Kerf widths, inside cuts and Illustrator

Cutting art with fine details requires accounting for the kerf of the laser beam. The laser beam’s center follows the center of the vector path. Some material will be burned away; the width of the removed material is called the kerf.

The kerf depends on a few factors, including the size of the lens, the type of the material, and the speed of the cut. For example, when cutting cardstock with a 1.5” lens a ULS 4.60 there is a 0.003” kerf on straight cuts and a 0.007” kerf on round cuts. Since the beam is centered, we only need to account for half of the kerf. In practice I’ve found that a 0.003” addition to the art allows for a good approximation of the original art.

Normally in Illustrator CS4 I use the appearance palette to add a Path->Offset Path… to account for the kerf. However, this doesn’t work correctly with inside cuts.

For example, from this art:

we would like to end up with a frame.

However, the kerf (purple) will cut from the exterior and interior, leaving a frame with a narrower width than intended.

Original art (two nested squares)

Desired cut (inner square cut from the outer, leaving a frame)

Frame narrower than intended

With Offset Path… only, both paths become larger.

The final frame is bigger all around.

Squares shown scaled up

Narrow scaled up frame

One easy change is to set the outer square to a positive offset, and the inner square to a negative offset. However, with complex artwork it is tedious to select every inner and outer cut separately.

Instead, select the cuts and use Object->Compound Path->Make. Then with the compound path selected apply the Offset Path.

Now the kerf is correctly accounted for and the desired frame is achieved.

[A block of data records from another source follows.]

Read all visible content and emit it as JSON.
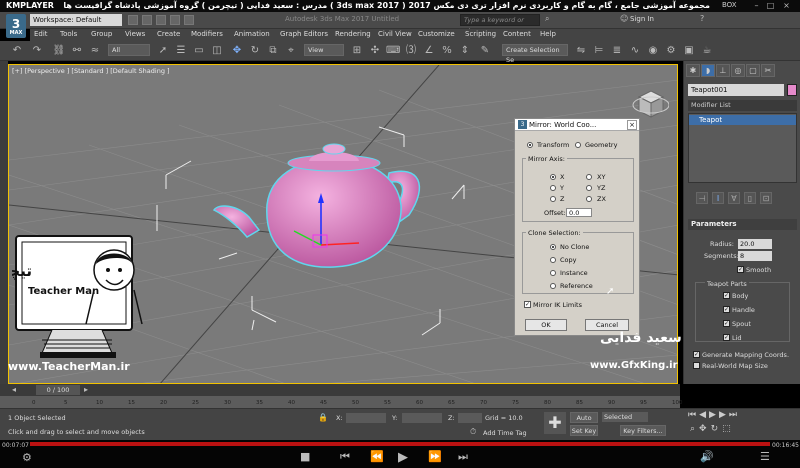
{
  "player": {
    "logo": "KMPLAYER",
    "boxtag": "BOX",
    "banner": "مجموعه آموزشی جامع ، گام به گام و کاربردی نرم افزار تری دی مکس 2017 ( 3ds max 2017 ) مدرس : سعید فدایی ( تیچرمن ) گروه آموزشی پادشاه گرافیست ها",
    "time_left": "00:07:07",
    "time_right": "00:16:45"
  },
  "app": {
    "logo": "3",
    "logo_sub": "MAX",
    "workspace": "Workspace: Default",
    "title": "Autodesk 3ds Max 2017    Untitled",
    "search_placeholder": "Type a keyword or phrase",
    "signin": "Sign In",
    "menu": [
      "Edit",
      "Tools",
      "Group",
      "Views",
      "Create",
      "Modifiers",
      "Animation",
      "Graph Editors",
      "Rendering",
      "Civil View",
      "Customize",
      "Scripting",
      "Content",
      "Help"
    ]
  },
  "toolbar": {
    "filter": "All",
    "ref_coord": "View",
    "selection_set": "Create Selection Se"
  },
  "viewport": {
    "label": "[+] [Perspective ] [Standard ] [Default Shading ]",
    "teapot_color": "#e58acb",
    "selection_color": "#5fd7ee"
  },
  "command_panel": {
    "object_name": "Teapot001",
    "modifier_list": "Modifier List",
    "stack_item": "Teapot",
    "params_title": "Parameters",
    "radius_label": "Radius:",
    "radius_value": "20.0",
    "segments_label": "Segments:",
    "segments_value": "8",
    "smooth": "Smooth",
    "parts_label": "Teapot Parts",
    "parts": [
      "Body",
      "Handle",
      "Spout",
      "Lid"
    ],
    "gen_mapping": "Generate Mapping Coords.",
    "real_world": "Real-World Map Size"
  },
  "mirror_dialog": {
    "title": "Mirror: World Coo...",
    "transform": "Transform",
    "geometry": "Geometry",
    "mirror_axis_label": "Mirror Axis:",
    "axes_left": [
      "X",
      "Y",
      "Z"
    ],
    "axes_right": [
      "XY",
      "YZ",
      "ZX"
    ],
    "offset_label": "Offset:",
    "offset_value": "0.0",
    "clone_label": "Clone Selection:",
    "clone_options": [
      "No Clone",
      "Copy",
      "Instance",
      "Reference"
    ],
    "mirror_ik": "Mirror IK Limits",
    "ok": "OK",
    "cancel": "Cancel"
  },
  "timeline": {
    "frame_counter": "0 / 100",
    "ticks": [
      "0",
      "5",
      "10",
      "15",
      "20",
      "25",
      "30",
      "35",
      "40",
      "45",
      "50",
      "55",
      "60",
      "65",
      "70",
      "75",
      "80",
      "85",
      "90",
      "95",
      "100"
    ]
  },
  "status": {
    "selected": "1 Object Selected",
    "prompt": "Click and drag to select and move objects",
    "x_label": "X:",
    "y_label": "Y:",
    "z_label": "Z:",
    "grid": "Grid = 10.0",
    "add_time_tag": "Add Time Tag",
    "auto_key": "Auto Key",
    "set_key": "Set Key",
    "selected_dd": "Selected",
    "key_filters": "Key Filters..."
  },
  "overlay": {
    "presenter_name": "Teacher Man",
    "presenter_fa": "تیچرمن",
    "site_left": "www.TeacherMan.ir",
    "site_right": "www.GfxKing.ir",
    "watermark": "سعید فدایی"
  }
}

Outer square has outer outline, inner square has inner outline

Final correct frame

Candyspotting specializes in laser-cut paper. Contact me for a free estimate.